TASK ITEM:
Each line of the records needs to come back exactly as written.

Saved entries

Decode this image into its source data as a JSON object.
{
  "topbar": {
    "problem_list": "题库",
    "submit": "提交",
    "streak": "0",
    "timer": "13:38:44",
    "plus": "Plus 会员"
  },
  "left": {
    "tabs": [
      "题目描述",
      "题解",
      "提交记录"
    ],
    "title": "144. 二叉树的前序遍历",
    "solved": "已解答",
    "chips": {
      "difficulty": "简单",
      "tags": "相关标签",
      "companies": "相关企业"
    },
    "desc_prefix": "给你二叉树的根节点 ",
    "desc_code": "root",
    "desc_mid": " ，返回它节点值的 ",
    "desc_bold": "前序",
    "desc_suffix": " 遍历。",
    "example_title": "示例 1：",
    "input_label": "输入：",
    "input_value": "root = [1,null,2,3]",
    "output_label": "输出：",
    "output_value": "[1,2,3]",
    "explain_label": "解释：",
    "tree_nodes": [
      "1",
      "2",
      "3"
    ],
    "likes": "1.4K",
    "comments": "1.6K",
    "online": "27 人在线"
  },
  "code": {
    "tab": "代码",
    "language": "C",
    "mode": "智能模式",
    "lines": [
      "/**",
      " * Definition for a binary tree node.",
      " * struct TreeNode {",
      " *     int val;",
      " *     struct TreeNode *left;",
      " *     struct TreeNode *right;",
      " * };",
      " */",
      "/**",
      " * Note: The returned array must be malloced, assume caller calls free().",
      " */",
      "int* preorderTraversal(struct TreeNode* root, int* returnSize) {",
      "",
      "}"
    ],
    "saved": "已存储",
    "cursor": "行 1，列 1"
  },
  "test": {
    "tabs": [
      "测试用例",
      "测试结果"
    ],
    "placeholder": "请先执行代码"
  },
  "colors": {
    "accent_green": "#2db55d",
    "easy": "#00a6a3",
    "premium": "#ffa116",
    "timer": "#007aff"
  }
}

THE COMPLETED TASK:
Decode this image into its source data as a JSON object.
{
  "topbar": {
    "problem_list": "题库",
    "submit": "提交",
    "streak": "0",
    "timer": "13:38:44",
    "plus": "Plus 会员"
  },
  "left": {
    "tabs": [
      "题目描述",
      "题解",
      "提交记录"
    ],
    "title": "144. 二叉树的前序遍历",
    "solved": "已解答",
    "chips": {
      "difficulty": "简单",
      "tags": "相关标签",
      "companies": "相关企业"
    },
    "desc_prefix": "给你二叉树的根节点 ",
    "desc_code": "root",
    "desc_mid": " ，返回它节点值的 ",
    "desc_bold": "前序",
    "desc_suffix": " 遍历。",
    "example_title": "示例 1：",
    "input_label": "输入：",
    "input_value": "root = [1,null,2,3]",
    "output_label": "输出：",
    "output_value": "[1,2,3]",
    "explain_label": "解释：",
    "tree_nodes": [
      "1",
      "2",
      "3"
    ],
    "likes": "1.4K",
    "comments": "1.6K",
    "online": "27 人在线"
  },
  "code": {
    "tab": "代码",
    "language": "C",
    "mode": "智能模式",
    "lines": [
      "/**",
      " * Definition for a binary tree node.",
      " * struct TreeNode {",
      " *     int val;",
      " *     struct TreeNode *left;",
      " *     struct TreeNode *right;",
      " * };",
      " */",
      "/**",
      " * Note: The returned array must be malloced, assume caller calls free().",
      " */",
      "int* preorderTraversal(struct TreeNode* root, int* returnSize) {",
      "",
      "}"
    ],
    "saved": "已存储",
    "cursor": "行 1，列 1"
  },
  "test": {
    "tabs": [
      "测试用例",
      "测试结果"
    ],
    "placeholder": "请先执行代码"
  },
  "colors": {
    "accent_green": "#2db55d",
    "easy": "#00a6a3",
    "premium": "#ffa116",
    "timer": "#007aff"
  }
}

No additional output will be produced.